The launch version of the Pro One was captivating to say the least, with a black dial accompanied by Super-LumiNova orange hour markers and hands. The solid caseback was engraved with a compass rose. Back in 2002, the L.U.C style was still quite reserved and this colourful version with its lively highlighting marked a real change — a harbinger of many others that were to follow. An alternative version featured white Super-LumiNova, while a third model had a white dial and green Super-LumiNova. The L.U.C style guide gradually evolved, resulting in a new dial layout with the Chopard logo at the centre of a stamped sunray pattern. The Pro One duly complied and in doing so shifted a little more in the direction of elegance with the Pro One GMT. This development made the most of the large bezel, repurposing it in doing so. Previously unidirectional and with 60 minutes graduations, it became bidirectional and acquired the 24-hour indications typical of GMT watches. This was undoubtedly the most accomplished version, leveraging every aspect of L.U.C’s unwaveringly elegant style ethos.

This year GMT Magazine and WorldTempus have embarked on the ambitious project of summarising the divers watch since 2000 in The Millennium Watch Book - Divers watch, a big, beautifully laid out coffee table book. This article is an extract. The Millennium Watch Book - Divers watch is available in both French and English here:


Recommended reading

Watch Finder

Search by:

Find your watch >

The brand

Maison Chopard epitomises the alliance between watchmaking and jewellery.

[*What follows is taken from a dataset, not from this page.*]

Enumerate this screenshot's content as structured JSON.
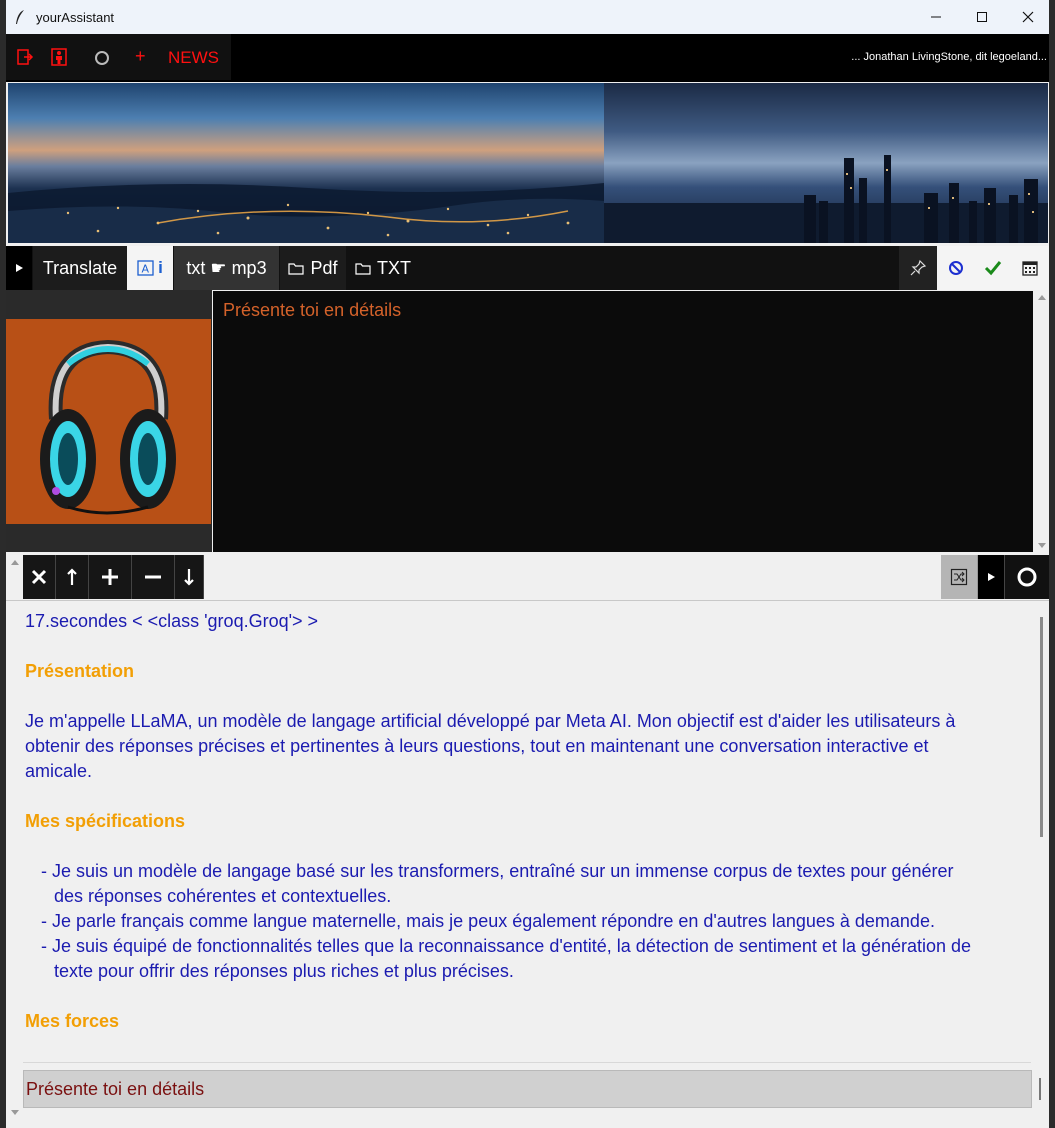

It has always known how to meet the expectations of its day, relying on four essential values: expertise, tradition, innovation and commitment to philanthropy, whilst working hard to pass on knowhow and skills to future generations.

Find out more >

All the news >

Contact brand >

All the watches >